Segment Open

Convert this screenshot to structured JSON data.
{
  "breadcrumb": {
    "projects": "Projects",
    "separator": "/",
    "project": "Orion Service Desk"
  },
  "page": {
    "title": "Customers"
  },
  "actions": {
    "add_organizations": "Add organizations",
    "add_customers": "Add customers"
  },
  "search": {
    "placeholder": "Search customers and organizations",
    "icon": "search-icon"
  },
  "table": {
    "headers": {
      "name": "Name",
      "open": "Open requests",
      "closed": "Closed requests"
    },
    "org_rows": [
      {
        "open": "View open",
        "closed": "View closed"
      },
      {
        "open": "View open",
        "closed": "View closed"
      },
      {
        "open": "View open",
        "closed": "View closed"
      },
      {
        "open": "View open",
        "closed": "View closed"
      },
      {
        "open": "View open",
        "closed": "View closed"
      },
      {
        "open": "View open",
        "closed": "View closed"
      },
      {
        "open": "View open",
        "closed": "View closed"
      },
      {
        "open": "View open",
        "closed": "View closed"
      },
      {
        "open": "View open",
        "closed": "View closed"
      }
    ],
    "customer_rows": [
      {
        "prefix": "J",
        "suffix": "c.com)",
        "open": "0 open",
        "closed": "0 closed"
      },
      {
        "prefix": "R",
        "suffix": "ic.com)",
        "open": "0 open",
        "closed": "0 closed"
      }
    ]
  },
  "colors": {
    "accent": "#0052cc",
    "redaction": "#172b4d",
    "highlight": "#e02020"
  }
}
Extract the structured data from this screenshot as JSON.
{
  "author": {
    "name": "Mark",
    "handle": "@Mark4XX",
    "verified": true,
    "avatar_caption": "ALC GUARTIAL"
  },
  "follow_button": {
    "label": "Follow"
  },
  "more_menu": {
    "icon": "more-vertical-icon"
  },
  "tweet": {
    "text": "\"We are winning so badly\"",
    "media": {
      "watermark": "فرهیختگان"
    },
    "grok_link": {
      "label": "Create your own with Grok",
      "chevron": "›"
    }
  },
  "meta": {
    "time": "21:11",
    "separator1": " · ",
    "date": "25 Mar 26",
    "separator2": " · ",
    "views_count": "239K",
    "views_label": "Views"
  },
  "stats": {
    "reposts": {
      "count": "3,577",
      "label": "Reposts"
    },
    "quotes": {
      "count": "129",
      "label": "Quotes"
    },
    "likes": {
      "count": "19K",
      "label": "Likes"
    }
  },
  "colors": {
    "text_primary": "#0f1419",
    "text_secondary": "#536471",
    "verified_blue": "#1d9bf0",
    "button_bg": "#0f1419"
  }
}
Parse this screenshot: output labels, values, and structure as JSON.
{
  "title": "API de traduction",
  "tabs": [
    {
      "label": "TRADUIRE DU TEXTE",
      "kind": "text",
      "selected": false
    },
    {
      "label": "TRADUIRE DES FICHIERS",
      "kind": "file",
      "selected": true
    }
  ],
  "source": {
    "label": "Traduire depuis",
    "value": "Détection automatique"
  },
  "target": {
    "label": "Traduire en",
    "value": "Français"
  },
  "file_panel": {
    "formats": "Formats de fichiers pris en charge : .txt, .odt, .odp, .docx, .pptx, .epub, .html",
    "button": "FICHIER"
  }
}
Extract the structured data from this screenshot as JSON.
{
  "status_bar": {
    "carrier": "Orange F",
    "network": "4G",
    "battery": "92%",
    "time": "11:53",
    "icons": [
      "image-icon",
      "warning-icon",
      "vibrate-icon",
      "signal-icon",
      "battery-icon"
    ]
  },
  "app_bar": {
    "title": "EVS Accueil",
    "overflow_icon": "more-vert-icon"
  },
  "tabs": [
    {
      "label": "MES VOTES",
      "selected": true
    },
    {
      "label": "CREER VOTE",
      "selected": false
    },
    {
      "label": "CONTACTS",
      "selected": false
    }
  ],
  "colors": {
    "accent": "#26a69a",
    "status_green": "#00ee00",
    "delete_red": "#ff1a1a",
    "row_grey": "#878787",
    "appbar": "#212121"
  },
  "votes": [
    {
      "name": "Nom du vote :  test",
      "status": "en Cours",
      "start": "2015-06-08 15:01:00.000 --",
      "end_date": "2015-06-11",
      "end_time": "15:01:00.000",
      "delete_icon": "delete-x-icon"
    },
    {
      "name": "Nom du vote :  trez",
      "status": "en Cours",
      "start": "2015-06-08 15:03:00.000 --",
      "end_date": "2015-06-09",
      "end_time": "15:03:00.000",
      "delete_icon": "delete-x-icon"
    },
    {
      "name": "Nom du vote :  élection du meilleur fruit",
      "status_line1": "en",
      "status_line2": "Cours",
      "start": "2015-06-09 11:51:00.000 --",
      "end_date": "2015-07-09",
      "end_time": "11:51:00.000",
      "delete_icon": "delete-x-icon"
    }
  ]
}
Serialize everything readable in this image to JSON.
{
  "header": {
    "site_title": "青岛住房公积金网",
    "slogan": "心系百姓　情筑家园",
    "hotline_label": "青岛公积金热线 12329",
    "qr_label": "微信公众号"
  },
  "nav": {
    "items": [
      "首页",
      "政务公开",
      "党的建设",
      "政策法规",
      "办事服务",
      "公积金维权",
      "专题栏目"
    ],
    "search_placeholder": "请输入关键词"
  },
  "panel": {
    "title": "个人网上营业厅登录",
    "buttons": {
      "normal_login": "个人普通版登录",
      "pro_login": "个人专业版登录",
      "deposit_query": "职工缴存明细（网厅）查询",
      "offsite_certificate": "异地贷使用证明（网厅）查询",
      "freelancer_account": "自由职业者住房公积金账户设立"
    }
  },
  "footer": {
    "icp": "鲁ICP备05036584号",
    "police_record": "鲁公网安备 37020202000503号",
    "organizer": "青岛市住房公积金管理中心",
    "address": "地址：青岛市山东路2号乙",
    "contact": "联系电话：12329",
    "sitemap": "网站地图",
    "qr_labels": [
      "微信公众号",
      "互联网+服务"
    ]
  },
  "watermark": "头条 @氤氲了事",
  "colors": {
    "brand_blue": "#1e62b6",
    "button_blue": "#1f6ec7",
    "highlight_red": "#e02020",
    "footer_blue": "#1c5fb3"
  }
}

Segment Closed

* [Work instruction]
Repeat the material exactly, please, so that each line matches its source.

* [Task answer]
Convert this screenshot to structured JSON data.
{
  "breadcrumb": {
    "projects": "Projects",
    "separator": "/",
    "project": "Orion Service Desk"
  },
  "page": {
    "title": "Customers"
  },
  "actions": {
    "add_organizations": "Add organizations",
    "add_customers": "Add customers"
  },
  "search": {
    "placeholder": "Search customers and organizations",
    "icon": "search-icon"
  },
  "table": {
    "headers": {
      "name": "Name",
      "open": "Open requests",
      "closed": "Closed requests"
    },
    "org_rows": [
      {
        "open": "View open",
        "closed": "View closed"
      },
      {
        "open": "View open",
        "closed": "View closed"
      },
      {
        "open": "View open",
        "closed": "View closed"
      },
      {
        "open": "View open",
        "closed": "View closed"
      },
      {
        "open": "View open",
        "closed": "View closed"
      },
      {
        "open": "View open",
        "closed": "View closed"
      },
      {
        "open": "View open",
        "closed": "View closed"
      },
      {
        "open": "View open",
        "closed": "View closed"
      },
      {
        "open": "View open",
        "closed": "View closed"
      }
    ],
    "customer_rows": [
      {
        "prefix": "J",
        "suffix": "c.com)",
        "open": "0 open",
        "closed": "0 closed"
      },
      {
        "prefix": "R",
        "suffix": "ic.com)",
        "open": "0 open",
        "closed": "0 closed"
      }
    ]
  },
  "colors": {
    "accent": "#0052cc",
    "redaction": "#172b4d",
    "highlight": "#e02020"
  }
}
Extract the structured data from this screenshot as JSON.
{
  "author": {
    "name": "Mark",
    "handle": "@Mark4XX",
    "verified": true,
    "avatar_caption": "ALC GUARTIAL"
  },
  "follow_button": {
    "label": "Follow"
  },
  "more_menu": {
    "icon": "more-vertical-icon"
  },
  "tweet": {
    "text": "\"We are winning so badly\"",
    "media": {
      "watermark": "فرهیختگان"
    },
    "grok_link": {
      "label": "Create your own with Grok",
      "chevron": "›"
    }
  },
  "meta": {
    "time": "21:11",
    "separator1": " · ",
    "date": "25 Mar 26",
    "separator2": " · ",
    "views_count": "239K",
    "views_label": "Views"
  },
  "stats": {
    "reposts": {
      "count": "3,577",
      "label": "Reposts"
    },
    "quotes": {
      "count": "129",
      "label": "Quotes"
    },
    "likes": {
      "count": "19K",
      "label": "Likes"
    }
  },
  "colors": {
    "text_primary": "#0f1419",
    "text_secondary": "#536471",
    "verified_blue": "#1d9bf0",
    "button_bg": "#0f1419"
  }
}
Parse this screenshot: output labels, values, and structure as JSON.
{
  "title": "API de traduction",
  "tabs": [
    {
      "label": "TRADUIRE DU TEXTE",
      "kind": "text",
      "selected": false
    },
    {
      "label": "TRADUIRE DES FICHIERS",
      "kind": "file",
      "selected": true
    }
  ],
  "source": {
    "label": "Traduire depuis",
    "value": "Détection automatique"
  },
  "target": {
    "label": "Traduire en",
    "value": "Français"
  },
  "file_panel": {
    "formats": "Formats de fichiers pris en charge : .txt, .odt, .odp, .docx, .pptx, .epub, .html",
    "button": "FICHIER"
  }
}
Extract the structured data from this screenshot as JSON.
{
  "status_bar": {
    "carrier": "Orange F",
    "network": "4G",
    "battery": "92%",
    "time": "11:53",
    "icons": [
      "image-icon",
      "warning-icon",
      "vibrate-icon",
      "signal-icon",
      "battery-icon"
    ]
  },
  "app_bar": {
    "title": "EVS Accueil",
    "overflow_icon": "more-vert-icon"
  },
  "tabs": [
    {
      "label": "MES VOTES",
      "selected": true
    },
    {
      "label": "CREER VOTE",
      "selected": false
    },
    {
      "label": "CONTACTS",
      "selected": false
    }
  ],
  "colors": {
    "accent": "#26a69a",
    "status_green": "#00ee00",
    "delete_red": "#ff1a1a",
    "row_grey": "#878787",
    "appbar": "#212121"
  },
  "votes": [
    {
      "name": "Nom du vote :  test",
      "status": "en Cours",
      "start": "2015-06-08 15:01:00.000 --",
      "end_date": "2015-06-11",
      "end_time": "15:01:00.000",
      "delete_icon": "delete-x-icon"
    },
    {
      "name": "Nom du vote :  trez",
      "status": "en Cours",
      "start": "2015-06-08 15:03:00.000 --",
      "end_date": "2015-06-09",
      "end_time": "15:03:00.000",
      "delete_icon": "delete-x-icon"
    },
    {
      "name": "Nom du vote :  élection du meilleur fruit",
      "status_line1": "en",
      "status_line2": "Cours",
      "start": "2015-06-09 11:51:00.000 --",
      "end_date": "2015-07-09",
      "end_time": "11:51:00.000",
      "delete_icon": "delete-x-icon"
    }
  ]
}
Serialize everything readable in this image to JSON.
{
  "header": {
    "site_title": "青岛住房公积金网",
    "slogan": "心系百姓　情筑家园",
    "hotline_label": "青岛公积金热线 12329",
    "qr_label": "微信公众号"
  },
  "nav": {
    "items": [
      "首页",
      "政务公开",
      "党的建设",
      "政策法规",
      "办事服务",
      "公积金维权",
      "专题栏目"
    ],
    "search_placeholder": "请输入关键词"
  },
  "panel": {
    "title": "个人网上营业厅登录",
    "buttons": {
      "normal_login": "个人普通版登录",
      "pro_login": "个人专业版登录",
      "deposit_query": "职工缴存明细（网厅）查询",
      "offsite_certificate": "异地贷使用证明（网厅）查询",
      "freelancer_account": "自由职业者住房公积金账户设立"
    }
  },
  "footer": {
    "icp": "鲁ICP备05036584号",
    "police_record": "鲁公网安备 37020202000503号",
    "organizer": "青岛市住房公积金管理中心",
    "address": "地址：青岛市山东路2号乙",
    "contact": "联系电话：12329",
    "sitemap": "网站地图",
    "qr_labels": [
      "微信公众号",
      "互联网+服务"
    ]
  },
  "watermark": "头条 @氤氲了事",
  "colors": {
    "brand_blue": "#1e62b6",
    "button_blue": "#1f6ec7",
    "highlight_red": "#e02020",
    "footer_blue": "#1c5fb3"
  }
}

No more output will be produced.